▶ **WHAT THE EXERCISE ASKS**:
Among these records, which lines include "Insert"? Copy them out.

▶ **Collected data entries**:
━━━━━━━━━━

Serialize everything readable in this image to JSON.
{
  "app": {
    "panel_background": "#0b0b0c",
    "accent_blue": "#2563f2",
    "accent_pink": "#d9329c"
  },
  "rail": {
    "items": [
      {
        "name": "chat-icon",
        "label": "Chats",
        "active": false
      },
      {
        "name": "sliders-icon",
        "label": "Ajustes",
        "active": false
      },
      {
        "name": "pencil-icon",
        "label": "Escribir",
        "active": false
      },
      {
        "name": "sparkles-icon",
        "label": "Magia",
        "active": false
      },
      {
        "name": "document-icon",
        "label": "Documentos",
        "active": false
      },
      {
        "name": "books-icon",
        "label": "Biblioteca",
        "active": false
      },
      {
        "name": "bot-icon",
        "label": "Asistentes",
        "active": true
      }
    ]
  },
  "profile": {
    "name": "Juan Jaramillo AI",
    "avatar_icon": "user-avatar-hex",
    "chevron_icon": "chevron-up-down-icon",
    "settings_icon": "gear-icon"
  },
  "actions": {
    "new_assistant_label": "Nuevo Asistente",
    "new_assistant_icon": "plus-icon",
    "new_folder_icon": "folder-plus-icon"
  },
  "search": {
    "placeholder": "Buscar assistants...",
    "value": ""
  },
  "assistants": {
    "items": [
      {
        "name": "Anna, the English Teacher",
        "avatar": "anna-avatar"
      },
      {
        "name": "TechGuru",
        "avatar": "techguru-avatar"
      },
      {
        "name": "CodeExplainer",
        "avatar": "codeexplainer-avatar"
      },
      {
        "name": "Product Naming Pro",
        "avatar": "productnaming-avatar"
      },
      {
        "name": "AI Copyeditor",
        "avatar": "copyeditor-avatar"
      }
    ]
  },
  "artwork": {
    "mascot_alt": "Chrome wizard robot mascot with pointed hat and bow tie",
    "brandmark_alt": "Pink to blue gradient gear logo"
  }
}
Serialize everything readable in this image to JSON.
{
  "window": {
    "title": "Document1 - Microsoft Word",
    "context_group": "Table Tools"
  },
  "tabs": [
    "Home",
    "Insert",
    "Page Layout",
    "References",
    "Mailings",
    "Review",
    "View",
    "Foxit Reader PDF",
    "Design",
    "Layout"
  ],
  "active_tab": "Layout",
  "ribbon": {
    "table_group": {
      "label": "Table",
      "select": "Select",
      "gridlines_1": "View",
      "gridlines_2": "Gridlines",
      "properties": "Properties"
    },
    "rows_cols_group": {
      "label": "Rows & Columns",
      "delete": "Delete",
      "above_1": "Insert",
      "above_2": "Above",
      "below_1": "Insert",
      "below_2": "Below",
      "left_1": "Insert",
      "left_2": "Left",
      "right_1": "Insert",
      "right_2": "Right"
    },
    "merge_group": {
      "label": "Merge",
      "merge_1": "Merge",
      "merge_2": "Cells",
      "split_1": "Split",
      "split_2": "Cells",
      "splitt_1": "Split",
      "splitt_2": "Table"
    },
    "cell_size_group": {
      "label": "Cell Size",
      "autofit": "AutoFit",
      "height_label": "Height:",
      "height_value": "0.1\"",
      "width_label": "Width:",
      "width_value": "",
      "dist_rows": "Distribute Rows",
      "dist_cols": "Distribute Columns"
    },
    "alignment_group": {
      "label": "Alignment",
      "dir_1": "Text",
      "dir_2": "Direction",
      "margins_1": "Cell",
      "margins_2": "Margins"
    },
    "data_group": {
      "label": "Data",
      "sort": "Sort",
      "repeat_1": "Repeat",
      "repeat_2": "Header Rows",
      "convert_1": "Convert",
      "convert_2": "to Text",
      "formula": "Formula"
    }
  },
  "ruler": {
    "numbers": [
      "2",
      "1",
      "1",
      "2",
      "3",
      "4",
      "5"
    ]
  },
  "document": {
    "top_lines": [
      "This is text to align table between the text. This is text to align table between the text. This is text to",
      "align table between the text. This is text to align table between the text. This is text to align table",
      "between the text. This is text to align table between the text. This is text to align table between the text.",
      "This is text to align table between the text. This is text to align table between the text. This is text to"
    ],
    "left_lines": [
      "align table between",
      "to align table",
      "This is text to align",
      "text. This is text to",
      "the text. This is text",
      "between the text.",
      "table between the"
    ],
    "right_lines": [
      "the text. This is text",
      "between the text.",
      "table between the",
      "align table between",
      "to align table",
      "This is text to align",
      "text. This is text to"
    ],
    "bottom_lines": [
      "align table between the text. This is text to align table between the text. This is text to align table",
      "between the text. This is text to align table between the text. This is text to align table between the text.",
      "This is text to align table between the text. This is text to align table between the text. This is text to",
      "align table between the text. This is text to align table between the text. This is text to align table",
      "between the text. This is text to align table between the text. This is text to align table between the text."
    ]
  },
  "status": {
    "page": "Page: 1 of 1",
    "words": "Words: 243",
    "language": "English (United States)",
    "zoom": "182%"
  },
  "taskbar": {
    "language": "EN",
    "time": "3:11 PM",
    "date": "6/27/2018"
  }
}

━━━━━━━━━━

▶ **REPLY**:
    "Insert",
      "above_1": "Insert",
      "below_1": "Insert",
      "left_1": "Insert",
      "right_1": "Insert",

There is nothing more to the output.